(DATASET CONTENT Opens)

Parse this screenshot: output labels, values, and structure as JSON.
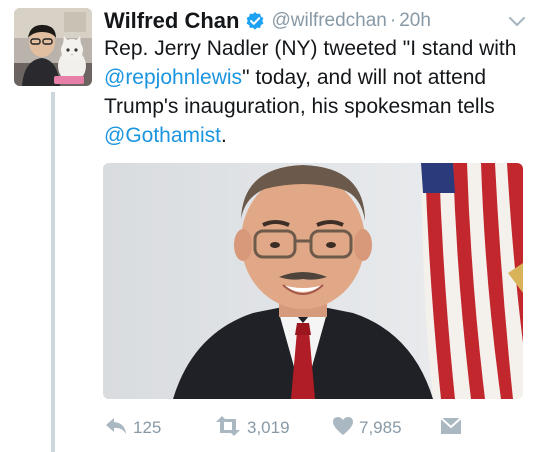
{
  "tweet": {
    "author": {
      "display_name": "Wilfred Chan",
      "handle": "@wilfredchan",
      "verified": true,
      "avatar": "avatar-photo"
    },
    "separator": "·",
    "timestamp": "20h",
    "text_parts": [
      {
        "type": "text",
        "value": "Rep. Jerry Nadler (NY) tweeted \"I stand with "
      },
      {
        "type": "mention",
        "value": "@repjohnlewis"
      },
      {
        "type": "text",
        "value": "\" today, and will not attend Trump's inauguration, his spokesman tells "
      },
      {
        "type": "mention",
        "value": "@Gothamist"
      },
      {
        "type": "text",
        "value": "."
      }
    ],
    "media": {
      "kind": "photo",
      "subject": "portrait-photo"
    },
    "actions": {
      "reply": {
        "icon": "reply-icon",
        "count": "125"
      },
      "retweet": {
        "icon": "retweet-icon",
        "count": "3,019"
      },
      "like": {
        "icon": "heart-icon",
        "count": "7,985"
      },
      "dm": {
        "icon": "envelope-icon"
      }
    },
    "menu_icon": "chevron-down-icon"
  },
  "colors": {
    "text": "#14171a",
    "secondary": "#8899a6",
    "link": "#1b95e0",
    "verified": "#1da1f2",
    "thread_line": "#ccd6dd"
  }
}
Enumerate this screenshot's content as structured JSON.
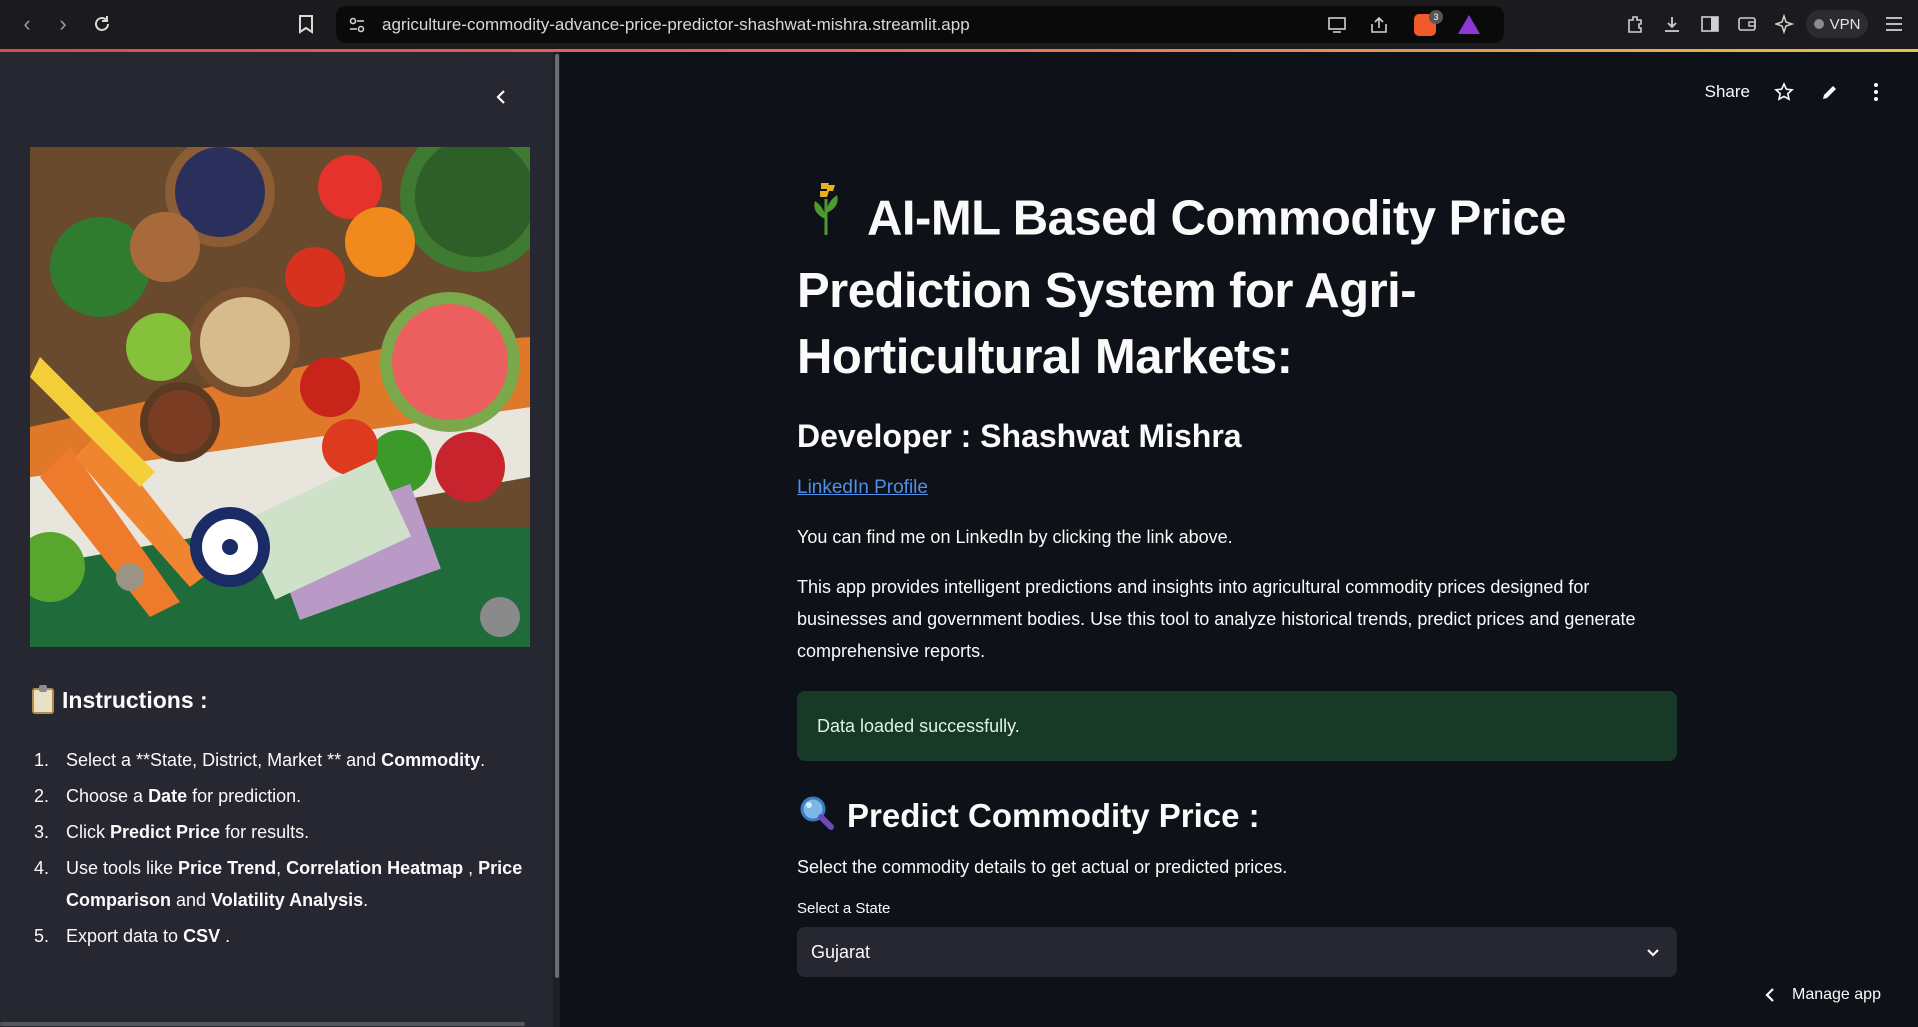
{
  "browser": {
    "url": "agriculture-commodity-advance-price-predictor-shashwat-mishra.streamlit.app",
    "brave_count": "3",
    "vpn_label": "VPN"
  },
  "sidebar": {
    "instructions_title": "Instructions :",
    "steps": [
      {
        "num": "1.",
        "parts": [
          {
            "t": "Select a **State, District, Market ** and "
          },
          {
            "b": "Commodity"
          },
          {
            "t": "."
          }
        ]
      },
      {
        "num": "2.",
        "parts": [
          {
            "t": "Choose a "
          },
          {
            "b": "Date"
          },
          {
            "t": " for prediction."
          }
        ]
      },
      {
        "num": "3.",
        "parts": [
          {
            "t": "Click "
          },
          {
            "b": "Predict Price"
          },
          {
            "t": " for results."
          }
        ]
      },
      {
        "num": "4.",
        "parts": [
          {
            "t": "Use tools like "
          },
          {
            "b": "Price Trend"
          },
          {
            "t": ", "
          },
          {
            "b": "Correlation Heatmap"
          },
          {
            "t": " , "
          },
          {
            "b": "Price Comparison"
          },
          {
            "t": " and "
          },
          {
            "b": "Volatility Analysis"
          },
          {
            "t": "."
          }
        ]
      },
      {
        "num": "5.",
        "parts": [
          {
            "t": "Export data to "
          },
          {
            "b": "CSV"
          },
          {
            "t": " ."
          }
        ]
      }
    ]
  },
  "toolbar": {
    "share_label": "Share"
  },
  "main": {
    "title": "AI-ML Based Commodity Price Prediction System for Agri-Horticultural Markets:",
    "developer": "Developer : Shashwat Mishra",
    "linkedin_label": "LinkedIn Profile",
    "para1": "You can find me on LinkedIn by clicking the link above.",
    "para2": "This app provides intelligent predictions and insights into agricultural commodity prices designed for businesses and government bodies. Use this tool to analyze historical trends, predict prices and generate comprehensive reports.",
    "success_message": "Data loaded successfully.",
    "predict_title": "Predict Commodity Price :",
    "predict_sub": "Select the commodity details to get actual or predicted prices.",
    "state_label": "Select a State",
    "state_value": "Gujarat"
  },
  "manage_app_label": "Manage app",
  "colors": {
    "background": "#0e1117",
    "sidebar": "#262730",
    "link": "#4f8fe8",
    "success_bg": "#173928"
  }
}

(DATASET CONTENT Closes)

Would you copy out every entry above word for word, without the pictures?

• **ANSWER SECTION**:
Parse this screenshot: output labels, values, and structure as JSON.
{
  "tweet": {
    "author": {
      "display_name": "Wilfred Chan",
      "handle": "@wilfredchan",
      "verified": true,
      "avatar": "avatar-photo"
    },
    "separator": "·",
    "timestamp": "20h",
    "text_parts": [
      {
        "type": "text",
        "value": "Rep. Jerry Nadler (NY) tweeted \"I stand with "
      },
      {
        "type": "mention",
        "value": "@repjohnlewis"
      },
      {
        "type": "text",
        "value": "\" today, and will not attend Trump's inauguration, his spokesman tells "
      },
      {
        "type": "mention",
        "value": "@Gothamist"
      },
      {
        "type": "text",
        "value": "."
      }
    ],
    "media": {
      "kind": "photo",
      "subject": "portrait-photo"
    },
    "actions": {
      "reply": {
        "icon": "reply-icon",
        "count": "125"
      },
      "retweet": {
        "icon": "retweet-icon",
        "count": "3,019"
      },
      "like": {
        "icon": "heart-icon",
        "count": "7,985"
      },
      "dm": {
        "icon": "envelope-icon"
      }
    },
    "menu_icon": "chevron-down-icon"
  },
  "colors": {
    "text": "#14171a",
    "secondary": "#8899a6",
    "link": "#1b95e0",
    "verified": "#1da1f2",
    "thread_line": "#ccd6dd"
  }
}
Enumerate this screenshot's content as structured JSON.
{
  "browser": {
    "url": "agriculture-commodity-advance-price-predictor-shashwat-mishra.streamlit.app",
    "brave_count": "3",
    "vpn_label": "VPN"
  },
  "sidebar": {
    "instructions_title": "Instructions :",
    "steps": [
      {
        "num": "1.",
        "parts": [
          {
            "t": "Select a **State, District, Market ** and "
          },
          {
            "b": "Commodity"
          },
          {
            "t": "."
          }
        ]
      },
      {
        "num": "2.",
        "parts": [
          {
            "t": "Choose a "
          },
          {
            "b": "Date"
          },
          {
            "t": " for prediction."
          }
        ]
      },
      {
        "num": "3.",
        "parts": [
          {
            "t": "Click "
          },
          {
            "b": "Predict Price"
          },
          {
            "t": " for results."
          }
        ]
      },
      {
        "num": "4.",
        "parts": [
          {
            "t": "Use tools like "
          },
          {
            "b": "Price Trend"
          },
          {
            "t": ", "
          },
          {
            "b": "Correlation Heatmap"
          },
          {
            "t": " , "
          },
          {
            "b": "Price Comparison"
          },
          {
            "t": " and "
          },
          {
            "b": "Volatility Analysis"
          },
          {
            "t": "."
          }
        ]
      },
      {
        "num": "5.",
        "parts": [
          {
            "t": "Export data to "
          },
          {
            "b": "CSV"
          },
          {
            "t": " ."
          }
        ]
      }
    ]
  },
  "toolbar": {
    "share_label": "Share"
  },
  "main": {
    "title": "AI-ML Based Commodity Price Prediction System for Agri-Horticultural Markets:",
    "developer": "Developer : Shashwat Mishra",
    "linkedin_label": "LinkedIn Profile",
    "para1": "You can find me on LinkedIn by clicking the link above.",
    "para2": "This app provides intelligent predictions and insights into agricultural commodity prices designed for businesses and government bodies. Use this tool to analyze historical trends, predict prices and generate comprehensive reports.",
    "success_message": "Data loaded successfully.",
    "predict_title": "Predict Commodity Price :",
    "predict_sub": "Select the commodity details to get actual or predicted prices.",
    "state_label": "Select a State",
    "state_value": "Gujarat"
  },
  "manage_app_label": "Manage app",
  "colors": {
    "background": "#0e1117",
    "sidebar": "#262730",
    "link": "#4f8fe8",
    "success_bg": "#173928"
  }
}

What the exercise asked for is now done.